__Records for the task__

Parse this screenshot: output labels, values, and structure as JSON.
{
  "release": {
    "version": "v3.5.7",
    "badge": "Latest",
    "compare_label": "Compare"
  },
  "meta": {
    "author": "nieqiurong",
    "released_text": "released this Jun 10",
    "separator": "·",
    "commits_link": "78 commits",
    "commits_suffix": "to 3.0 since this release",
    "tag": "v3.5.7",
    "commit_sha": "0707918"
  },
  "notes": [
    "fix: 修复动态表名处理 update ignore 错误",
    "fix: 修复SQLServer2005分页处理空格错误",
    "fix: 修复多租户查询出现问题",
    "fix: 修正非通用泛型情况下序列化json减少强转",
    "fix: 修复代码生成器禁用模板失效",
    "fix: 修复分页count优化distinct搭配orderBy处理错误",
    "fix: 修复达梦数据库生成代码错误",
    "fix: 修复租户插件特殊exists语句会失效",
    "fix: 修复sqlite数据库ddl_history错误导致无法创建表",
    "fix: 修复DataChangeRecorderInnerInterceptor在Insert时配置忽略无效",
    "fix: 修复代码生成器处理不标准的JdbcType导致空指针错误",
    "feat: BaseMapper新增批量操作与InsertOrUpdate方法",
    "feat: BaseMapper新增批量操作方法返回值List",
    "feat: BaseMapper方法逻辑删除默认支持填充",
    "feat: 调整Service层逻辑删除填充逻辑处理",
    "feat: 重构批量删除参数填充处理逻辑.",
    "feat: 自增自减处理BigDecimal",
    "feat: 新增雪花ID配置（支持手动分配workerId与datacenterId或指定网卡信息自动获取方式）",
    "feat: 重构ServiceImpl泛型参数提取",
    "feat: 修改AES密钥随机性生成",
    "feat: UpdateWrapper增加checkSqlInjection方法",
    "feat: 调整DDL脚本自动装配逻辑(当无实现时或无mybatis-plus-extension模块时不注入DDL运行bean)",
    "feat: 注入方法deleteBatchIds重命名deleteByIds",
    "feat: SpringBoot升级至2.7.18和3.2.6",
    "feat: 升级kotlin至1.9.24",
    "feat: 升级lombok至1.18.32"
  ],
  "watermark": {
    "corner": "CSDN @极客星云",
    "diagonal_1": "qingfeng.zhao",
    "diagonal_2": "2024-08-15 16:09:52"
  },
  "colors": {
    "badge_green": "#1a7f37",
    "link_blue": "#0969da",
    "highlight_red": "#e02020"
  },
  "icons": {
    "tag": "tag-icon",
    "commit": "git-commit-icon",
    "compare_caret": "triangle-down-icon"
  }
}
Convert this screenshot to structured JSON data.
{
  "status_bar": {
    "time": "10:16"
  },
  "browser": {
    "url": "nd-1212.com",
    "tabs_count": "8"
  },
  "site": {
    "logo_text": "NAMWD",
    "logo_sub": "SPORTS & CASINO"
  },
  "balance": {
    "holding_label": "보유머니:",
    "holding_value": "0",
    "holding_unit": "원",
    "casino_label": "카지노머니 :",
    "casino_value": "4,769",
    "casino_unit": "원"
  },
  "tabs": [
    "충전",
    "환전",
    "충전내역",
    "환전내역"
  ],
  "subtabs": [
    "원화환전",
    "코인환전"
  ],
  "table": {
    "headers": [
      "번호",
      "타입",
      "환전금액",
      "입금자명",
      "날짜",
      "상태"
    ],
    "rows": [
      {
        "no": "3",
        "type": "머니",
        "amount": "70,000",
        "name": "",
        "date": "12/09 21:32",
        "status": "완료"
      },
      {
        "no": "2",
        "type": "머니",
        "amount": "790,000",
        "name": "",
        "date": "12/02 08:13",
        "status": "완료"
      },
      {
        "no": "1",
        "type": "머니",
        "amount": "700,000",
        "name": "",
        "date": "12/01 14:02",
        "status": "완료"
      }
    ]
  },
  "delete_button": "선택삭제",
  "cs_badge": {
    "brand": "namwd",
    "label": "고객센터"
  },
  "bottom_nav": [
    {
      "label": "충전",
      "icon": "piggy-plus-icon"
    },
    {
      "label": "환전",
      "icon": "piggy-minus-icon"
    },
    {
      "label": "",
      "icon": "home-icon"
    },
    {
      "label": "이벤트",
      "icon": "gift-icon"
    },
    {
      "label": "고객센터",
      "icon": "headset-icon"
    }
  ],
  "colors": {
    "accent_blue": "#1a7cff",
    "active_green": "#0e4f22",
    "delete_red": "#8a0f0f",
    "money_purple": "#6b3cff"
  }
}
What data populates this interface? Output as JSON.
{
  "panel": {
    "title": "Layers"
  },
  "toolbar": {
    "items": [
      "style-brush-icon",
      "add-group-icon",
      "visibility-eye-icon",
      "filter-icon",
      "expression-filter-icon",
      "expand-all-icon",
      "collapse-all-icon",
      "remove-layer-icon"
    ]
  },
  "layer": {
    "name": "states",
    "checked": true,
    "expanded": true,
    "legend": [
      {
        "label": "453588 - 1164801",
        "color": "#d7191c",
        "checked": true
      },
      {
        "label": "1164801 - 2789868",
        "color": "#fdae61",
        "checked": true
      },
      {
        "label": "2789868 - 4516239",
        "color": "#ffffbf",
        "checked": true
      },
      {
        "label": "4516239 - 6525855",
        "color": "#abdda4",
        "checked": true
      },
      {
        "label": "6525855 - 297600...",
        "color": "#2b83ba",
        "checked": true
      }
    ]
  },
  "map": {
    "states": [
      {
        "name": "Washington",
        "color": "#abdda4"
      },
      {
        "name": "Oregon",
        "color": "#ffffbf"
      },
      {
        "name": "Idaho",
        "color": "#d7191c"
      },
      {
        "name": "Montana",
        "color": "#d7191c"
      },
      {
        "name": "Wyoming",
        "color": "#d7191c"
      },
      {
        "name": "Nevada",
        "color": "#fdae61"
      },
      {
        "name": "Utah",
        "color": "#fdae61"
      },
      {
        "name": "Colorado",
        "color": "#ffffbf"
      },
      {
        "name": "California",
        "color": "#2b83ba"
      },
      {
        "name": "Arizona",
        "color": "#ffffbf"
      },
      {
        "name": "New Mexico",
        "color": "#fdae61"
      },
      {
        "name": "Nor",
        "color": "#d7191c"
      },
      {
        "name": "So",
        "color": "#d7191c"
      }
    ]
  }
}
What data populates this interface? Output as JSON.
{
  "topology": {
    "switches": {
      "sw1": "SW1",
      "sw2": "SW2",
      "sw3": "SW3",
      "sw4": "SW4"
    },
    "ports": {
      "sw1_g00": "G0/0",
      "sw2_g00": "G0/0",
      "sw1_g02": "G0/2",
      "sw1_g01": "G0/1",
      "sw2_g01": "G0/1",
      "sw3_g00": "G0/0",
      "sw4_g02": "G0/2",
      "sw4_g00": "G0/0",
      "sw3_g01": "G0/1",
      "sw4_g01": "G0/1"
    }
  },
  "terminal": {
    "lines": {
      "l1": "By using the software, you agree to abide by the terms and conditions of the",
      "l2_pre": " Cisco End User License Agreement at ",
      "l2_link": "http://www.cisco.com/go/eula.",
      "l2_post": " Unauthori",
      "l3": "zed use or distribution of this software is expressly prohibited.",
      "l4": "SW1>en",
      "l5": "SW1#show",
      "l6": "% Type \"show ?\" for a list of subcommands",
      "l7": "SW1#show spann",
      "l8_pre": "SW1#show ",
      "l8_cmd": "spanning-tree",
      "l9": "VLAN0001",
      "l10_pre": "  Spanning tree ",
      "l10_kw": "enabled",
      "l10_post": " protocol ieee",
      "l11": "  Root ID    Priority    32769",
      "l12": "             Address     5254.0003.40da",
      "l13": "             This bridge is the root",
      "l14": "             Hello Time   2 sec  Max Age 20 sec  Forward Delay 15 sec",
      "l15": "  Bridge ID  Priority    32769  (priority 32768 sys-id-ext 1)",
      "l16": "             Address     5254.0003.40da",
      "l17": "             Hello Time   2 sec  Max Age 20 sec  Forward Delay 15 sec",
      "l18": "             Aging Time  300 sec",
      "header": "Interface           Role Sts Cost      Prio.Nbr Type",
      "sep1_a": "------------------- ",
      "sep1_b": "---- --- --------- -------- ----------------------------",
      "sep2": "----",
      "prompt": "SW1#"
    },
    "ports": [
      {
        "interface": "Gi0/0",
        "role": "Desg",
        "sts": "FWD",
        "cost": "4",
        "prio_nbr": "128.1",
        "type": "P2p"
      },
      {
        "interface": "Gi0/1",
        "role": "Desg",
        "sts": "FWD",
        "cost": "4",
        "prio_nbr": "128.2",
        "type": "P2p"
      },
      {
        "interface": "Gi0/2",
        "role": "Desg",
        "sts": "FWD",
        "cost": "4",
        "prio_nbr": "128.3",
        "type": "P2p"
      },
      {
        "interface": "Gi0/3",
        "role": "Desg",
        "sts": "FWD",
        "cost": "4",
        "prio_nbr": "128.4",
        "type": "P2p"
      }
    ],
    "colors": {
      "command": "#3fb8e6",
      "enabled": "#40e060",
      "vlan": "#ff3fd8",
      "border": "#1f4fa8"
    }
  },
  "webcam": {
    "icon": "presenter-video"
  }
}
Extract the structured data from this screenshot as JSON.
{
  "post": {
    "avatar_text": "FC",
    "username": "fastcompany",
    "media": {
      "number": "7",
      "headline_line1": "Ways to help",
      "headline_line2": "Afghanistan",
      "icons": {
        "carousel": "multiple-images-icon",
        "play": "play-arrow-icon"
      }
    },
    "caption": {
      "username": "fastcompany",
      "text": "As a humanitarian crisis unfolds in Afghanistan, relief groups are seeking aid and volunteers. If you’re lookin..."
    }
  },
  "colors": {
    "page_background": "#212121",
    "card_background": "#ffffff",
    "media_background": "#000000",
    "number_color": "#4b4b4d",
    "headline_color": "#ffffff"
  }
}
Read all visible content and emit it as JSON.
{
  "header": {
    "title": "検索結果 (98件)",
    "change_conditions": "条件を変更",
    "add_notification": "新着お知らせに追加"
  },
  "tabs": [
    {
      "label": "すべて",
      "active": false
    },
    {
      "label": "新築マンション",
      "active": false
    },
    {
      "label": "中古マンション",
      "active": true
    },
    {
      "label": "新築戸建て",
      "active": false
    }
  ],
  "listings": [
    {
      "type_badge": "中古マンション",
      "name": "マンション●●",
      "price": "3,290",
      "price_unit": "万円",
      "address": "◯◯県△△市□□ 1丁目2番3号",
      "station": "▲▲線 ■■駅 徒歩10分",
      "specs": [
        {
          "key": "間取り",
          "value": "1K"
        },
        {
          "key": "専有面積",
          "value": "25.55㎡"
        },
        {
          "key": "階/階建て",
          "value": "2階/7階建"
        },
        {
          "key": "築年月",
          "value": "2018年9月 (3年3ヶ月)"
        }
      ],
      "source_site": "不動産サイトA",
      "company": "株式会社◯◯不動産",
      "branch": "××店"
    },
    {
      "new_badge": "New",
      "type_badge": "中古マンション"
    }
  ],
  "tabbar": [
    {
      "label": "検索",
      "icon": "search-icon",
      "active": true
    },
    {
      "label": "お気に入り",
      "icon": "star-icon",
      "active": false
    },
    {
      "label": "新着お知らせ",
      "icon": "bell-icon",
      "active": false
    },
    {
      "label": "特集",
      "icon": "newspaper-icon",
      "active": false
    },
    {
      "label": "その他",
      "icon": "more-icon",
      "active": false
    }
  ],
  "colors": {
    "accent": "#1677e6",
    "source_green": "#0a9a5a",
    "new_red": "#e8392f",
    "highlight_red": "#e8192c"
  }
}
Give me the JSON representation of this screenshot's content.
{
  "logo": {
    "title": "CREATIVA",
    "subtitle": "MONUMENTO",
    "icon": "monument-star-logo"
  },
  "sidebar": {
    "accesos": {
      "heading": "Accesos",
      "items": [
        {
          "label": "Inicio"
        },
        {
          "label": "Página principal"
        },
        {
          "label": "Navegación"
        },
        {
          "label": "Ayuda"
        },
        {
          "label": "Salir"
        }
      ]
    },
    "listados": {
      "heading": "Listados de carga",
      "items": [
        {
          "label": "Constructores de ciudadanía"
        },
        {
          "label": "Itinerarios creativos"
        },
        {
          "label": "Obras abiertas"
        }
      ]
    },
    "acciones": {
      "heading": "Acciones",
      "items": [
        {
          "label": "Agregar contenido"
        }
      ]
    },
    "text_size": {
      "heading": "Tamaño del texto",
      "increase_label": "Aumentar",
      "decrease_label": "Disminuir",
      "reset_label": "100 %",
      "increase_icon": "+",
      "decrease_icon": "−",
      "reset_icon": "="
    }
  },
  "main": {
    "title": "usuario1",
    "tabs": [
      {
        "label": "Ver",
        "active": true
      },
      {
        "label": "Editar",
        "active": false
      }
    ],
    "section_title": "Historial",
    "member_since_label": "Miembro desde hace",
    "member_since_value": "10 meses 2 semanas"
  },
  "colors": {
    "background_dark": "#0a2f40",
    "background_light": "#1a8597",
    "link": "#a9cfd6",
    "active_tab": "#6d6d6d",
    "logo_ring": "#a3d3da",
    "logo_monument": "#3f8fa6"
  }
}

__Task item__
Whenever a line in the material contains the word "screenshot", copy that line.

__Problem solution__
Parse this screenshot: output labels, values, and structure as JSON.
Convert this screenshot to structured JSON data.
Extract the structured data from this screenshot as JSON.
Give me the JSON representation of this screenshot's content.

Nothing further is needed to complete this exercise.